* **Exercise input**
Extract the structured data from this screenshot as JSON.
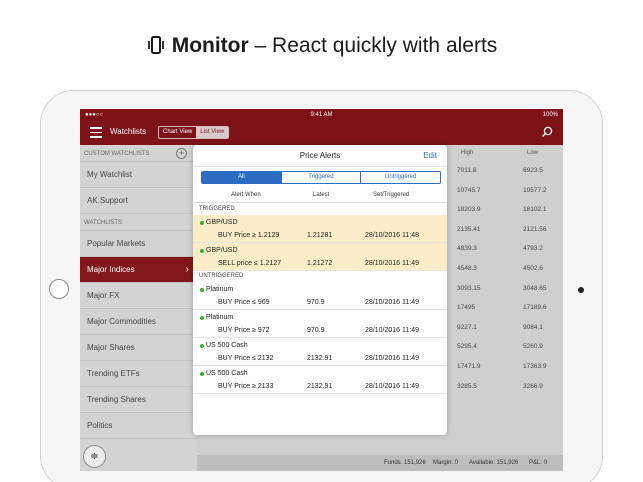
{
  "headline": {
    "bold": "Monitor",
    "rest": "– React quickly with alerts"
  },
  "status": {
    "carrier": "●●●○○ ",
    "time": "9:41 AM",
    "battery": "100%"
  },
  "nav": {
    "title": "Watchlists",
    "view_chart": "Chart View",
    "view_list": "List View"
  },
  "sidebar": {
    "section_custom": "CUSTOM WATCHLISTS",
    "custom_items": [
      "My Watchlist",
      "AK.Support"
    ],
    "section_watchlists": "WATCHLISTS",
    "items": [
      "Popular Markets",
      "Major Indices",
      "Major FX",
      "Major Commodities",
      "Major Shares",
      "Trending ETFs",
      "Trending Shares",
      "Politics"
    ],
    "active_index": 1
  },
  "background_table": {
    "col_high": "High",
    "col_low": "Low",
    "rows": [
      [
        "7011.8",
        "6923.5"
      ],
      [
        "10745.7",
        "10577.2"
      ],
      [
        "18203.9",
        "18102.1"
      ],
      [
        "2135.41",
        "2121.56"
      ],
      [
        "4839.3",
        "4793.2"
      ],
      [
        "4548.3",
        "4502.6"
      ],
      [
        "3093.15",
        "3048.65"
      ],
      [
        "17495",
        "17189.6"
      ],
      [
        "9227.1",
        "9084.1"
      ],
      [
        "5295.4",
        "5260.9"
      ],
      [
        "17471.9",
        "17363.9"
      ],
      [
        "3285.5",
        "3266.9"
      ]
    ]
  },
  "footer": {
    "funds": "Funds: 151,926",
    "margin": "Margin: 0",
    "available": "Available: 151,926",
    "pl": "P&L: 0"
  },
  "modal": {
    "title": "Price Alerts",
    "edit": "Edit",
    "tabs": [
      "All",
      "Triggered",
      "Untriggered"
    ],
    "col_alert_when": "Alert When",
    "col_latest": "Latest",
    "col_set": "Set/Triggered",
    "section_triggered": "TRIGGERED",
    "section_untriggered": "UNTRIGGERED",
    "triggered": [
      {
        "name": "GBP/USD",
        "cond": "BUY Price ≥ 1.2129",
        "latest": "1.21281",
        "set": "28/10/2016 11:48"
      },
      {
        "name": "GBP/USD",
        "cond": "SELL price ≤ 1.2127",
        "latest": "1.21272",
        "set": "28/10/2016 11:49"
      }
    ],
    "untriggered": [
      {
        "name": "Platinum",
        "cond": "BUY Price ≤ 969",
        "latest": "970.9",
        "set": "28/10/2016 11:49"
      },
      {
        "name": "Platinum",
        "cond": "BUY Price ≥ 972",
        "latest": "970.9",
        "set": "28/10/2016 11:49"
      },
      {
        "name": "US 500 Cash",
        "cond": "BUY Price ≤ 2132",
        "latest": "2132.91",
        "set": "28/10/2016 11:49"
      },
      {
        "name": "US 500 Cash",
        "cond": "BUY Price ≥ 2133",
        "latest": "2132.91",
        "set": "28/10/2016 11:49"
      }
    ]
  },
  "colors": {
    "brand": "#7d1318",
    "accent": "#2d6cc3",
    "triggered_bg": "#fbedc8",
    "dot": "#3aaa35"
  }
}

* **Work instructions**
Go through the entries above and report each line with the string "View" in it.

* **Written solution**
    "view_chart": "Chart View",
    "view_list": "List View"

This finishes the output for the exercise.